NOVEMBER 30, 2017 — The latest addition to the fleet of Antwerp headquartered Compagnie Maritime Belge (CMB) is not a bulker, a containership, or a chemical tanker. It’s the Hydroville, a 14 m x 4.2 m catamaran that is the world’s first accredited passenger vessel to be powered by a combustion engine burning liquid hydrogen.
The advantage of hydrogen is that no CO2, atmospheric particulate matter or sulfur oxides are released during combustion.
Christened yesterday, the 16 passenger vessel will be used as a shuttle to commute daily between Kruibeke and Antwerp during peak times, to provide CMB employees with efficient, environmentally-friendly transport to and from the office. However, it is first and foremost a pilot project to test hydrogen technology for applications in large seafaring ships.
The Compagnie Maritime Belge has close to a hundred oceangoing ships navigating the globe, all supported by CMB Technologies, a branch within the group dedicated to developing new technologies and implementing existing ones. Ultimately, the goal is to make the entire CMB fleet greener, more efficient and more competitive and in June 2016 the decision was taken to develop a small, fast, hydrogen-fueled vessel: the Hydroville.
For CMB, the advantages of hydrogen (H2), as a marine fuel are that it can be extracted from the environment (e.g. from water) relatively simply, and does not release any CO2, particulate matter or sulfur oxides when combusted.
CMB opted for combustion engines because, it says, batteries or fuel cells are less suitable for heavy transport (such as ships and aircraft).

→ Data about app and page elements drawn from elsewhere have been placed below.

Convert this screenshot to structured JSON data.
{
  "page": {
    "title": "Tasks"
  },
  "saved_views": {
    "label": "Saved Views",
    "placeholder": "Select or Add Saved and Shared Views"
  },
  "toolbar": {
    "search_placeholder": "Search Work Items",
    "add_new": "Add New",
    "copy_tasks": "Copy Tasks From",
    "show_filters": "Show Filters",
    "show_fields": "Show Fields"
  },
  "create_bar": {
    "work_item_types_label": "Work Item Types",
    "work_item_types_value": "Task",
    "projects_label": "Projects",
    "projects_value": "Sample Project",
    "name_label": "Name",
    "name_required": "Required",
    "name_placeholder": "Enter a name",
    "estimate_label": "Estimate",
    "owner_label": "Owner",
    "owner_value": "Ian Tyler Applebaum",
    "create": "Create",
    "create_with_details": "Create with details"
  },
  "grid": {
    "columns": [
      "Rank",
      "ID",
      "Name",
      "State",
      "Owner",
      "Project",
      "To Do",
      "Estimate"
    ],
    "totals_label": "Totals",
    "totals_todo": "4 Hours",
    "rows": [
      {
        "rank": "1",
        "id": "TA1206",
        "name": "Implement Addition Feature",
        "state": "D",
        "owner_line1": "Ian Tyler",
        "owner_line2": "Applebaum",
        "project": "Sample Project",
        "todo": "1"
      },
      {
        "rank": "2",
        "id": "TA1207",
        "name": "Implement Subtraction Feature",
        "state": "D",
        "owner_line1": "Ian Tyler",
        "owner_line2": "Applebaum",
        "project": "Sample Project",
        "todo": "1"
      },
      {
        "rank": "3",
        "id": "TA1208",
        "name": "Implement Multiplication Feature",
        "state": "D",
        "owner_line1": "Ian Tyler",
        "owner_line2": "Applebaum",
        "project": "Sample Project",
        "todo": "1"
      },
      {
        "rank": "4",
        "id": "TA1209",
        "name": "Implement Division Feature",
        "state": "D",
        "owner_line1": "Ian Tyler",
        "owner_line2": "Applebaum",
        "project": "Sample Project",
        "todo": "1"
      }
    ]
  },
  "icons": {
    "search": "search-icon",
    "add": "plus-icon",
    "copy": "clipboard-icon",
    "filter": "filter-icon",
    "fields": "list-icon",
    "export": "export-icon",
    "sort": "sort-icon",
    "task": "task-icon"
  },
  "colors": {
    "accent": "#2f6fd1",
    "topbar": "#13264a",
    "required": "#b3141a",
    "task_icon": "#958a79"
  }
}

The batteries required for ocean going ships, says CMB “would be so huge that their cost and weight would make them economically unfeasible. The time it takes to charge that kind of battery would be problematic as well. Fuel cells offer more possibilities in that area, but the high cost makes them less suitable for large-scale commercial transport.
The next step CMB envisages will be to fit one of its containerships with a hydrogen-fueled auxiliary engine.
In addition to serving as a commuter shuttle, the Hydroville will occasionally be used for meetings or dinners on board, or to organize a trip to the Port of Antwerp. It will also function as a base for demonstrating the use of hydrogen in shipping, and will be sent out to attend events all around Europe in this context.
The Hydroville is fitted with 16 comfortable seats that can be set up in three different configurations. Besides the commuter configuration, they can also be set up for meetings, with all the seats placed around a large central table. Last but not least, in the cinema configuration, all the seats face the flat-screen TV, for films or presentations. There is an outdoor passenger deck at the stern.
There is also a small galley and toilet provided for longer trips. To improve the level of comfort, sound insulation has been fitted and there are two air conditioning units. The ship also has onboard Wi-Fi and built-in USB chargers.
With an unladen weight of 12 tonnes, the Hydroville is powered by two dual fuel combustion engines (H2ICED) developing a total 441 kW. It has 12 hydrogen tanks (205 liters @ 200 bars) and two diesel tanks (2 x 265 liters) as ignition fuel and backup fuel.
The engines are four cylinder Volvo Penta engines driving two contra-rotating propellers. Their hydrogen system is custom builtf
More on the Hydroville HERE